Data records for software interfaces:

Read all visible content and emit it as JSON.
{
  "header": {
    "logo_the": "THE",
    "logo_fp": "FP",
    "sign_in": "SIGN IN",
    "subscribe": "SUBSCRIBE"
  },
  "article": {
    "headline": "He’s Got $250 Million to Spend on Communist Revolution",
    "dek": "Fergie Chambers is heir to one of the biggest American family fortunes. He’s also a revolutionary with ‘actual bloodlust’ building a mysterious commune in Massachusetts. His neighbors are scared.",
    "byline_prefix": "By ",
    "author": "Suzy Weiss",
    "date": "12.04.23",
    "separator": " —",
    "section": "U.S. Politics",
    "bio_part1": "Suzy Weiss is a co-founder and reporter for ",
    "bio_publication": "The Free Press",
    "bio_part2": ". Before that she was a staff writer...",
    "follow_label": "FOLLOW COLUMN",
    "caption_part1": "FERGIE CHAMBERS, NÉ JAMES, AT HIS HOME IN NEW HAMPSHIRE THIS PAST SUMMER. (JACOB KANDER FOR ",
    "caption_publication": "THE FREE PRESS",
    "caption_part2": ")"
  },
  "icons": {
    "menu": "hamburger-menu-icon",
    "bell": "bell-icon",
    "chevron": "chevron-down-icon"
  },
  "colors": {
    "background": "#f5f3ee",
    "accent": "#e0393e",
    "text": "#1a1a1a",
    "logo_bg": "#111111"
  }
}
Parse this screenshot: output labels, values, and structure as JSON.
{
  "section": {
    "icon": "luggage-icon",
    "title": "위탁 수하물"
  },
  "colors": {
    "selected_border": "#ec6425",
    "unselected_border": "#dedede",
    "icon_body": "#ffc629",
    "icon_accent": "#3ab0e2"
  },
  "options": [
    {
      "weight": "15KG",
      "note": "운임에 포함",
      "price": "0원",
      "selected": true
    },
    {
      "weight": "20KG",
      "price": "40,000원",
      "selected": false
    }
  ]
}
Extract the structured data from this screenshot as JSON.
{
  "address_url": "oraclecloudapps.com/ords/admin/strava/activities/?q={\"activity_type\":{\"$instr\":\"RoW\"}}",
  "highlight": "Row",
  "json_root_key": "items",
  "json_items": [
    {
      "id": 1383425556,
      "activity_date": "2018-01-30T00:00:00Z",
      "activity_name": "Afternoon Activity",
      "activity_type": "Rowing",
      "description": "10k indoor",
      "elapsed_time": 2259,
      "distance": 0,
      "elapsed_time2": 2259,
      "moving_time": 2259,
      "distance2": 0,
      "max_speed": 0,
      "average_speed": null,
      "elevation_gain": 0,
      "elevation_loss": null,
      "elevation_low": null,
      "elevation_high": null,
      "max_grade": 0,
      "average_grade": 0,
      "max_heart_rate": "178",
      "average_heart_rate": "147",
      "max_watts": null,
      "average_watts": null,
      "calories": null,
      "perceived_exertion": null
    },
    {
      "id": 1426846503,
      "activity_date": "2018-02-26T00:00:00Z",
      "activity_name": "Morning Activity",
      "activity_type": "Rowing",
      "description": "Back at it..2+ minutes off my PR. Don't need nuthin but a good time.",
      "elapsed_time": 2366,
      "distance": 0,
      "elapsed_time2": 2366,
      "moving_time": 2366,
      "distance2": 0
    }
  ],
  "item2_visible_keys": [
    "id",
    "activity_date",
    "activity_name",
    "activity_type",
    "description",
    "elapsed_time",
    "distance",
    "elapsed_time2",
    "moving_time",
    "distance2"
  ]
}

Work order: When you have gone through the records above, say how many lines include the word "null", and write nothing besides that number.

Your response: 8